Airline workers have lower rates of COVID-19 than the general population — and airline CEOs say it’s proof that flying is safe
Some (perhaps surprising) data from airline workers shows that flight attendants and other airline employees have had a lower incidence of COVID-19 than the general population. Airline executives and union leaders say that’s a sign that the safety measures airlines are taking on airplanes are having an effect.
Data from the Association of Flight Attendants shows that a little over 1,000 flight attendants nationwide have tested positive for COVID-19, or a 0.8% incidence rate, if we count it from the roughly 122,000 US flight attendants as of the end of 2019. The number includes the association’s members, as well as members of other unions and nonunionized workers.
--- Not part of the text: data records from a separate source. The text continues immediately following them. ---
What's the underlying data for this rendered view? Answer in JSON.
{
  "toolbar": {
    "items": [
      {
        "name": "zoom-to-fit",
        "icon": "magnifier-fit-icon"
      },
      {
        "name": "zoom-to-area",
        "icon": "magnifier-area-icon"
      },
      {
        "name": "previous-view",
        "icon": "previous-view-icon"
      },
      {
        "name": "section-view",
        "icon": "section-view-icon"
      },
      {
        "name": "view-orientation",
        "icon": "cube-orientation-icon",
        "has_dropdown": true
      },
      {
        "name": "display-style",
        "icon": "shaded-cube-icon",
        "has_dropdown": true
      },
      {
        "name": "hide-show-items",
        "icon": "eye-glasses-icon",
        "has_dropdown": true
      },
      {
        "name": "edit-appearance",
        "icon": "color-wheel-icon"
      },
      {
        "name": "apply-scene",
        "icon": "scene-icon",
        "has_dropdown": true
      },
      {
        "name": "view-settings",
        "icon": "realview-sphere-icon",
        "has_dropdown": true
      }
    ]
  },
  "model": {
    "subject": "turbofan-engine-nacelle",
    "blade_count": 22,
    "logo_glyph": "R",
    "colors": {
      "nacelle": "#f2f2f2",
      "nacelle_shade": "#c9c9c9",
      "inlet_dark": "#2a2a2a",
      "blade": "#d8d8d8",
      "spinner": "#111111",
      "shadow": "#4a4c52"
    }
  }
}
There had been a total of 6.6 million confirmed cases in the US as of Thursday, according to data from The New York Times, putting national incidence rates at about 2%.
Uber’s struggles continue in Arizona and London
Two long-running Uber storylines are drawing nearer to an end.
In Arizona, the driver of a self-driving car that struck and killed a pedestrian in 2018 was charged with negligent homicide. Rafaela Vasquez, who was found to have been watching a video on her phone at the time, pleaded not guilty. The case is likely to set many precedents for our driverless future, since it is likely the first case of a death caused by self-driving vehicles. Uber notably was already chided by the National Transportation Safety Board last year for an “inadequate safety culture.”
And across the pond, the company’s fighting for its life in London. This week, it agreed to hand over private data on drivers and riders to police as part of efforts to keep its license in the city. Uber’s eventual fate there is set to be decided on September 28.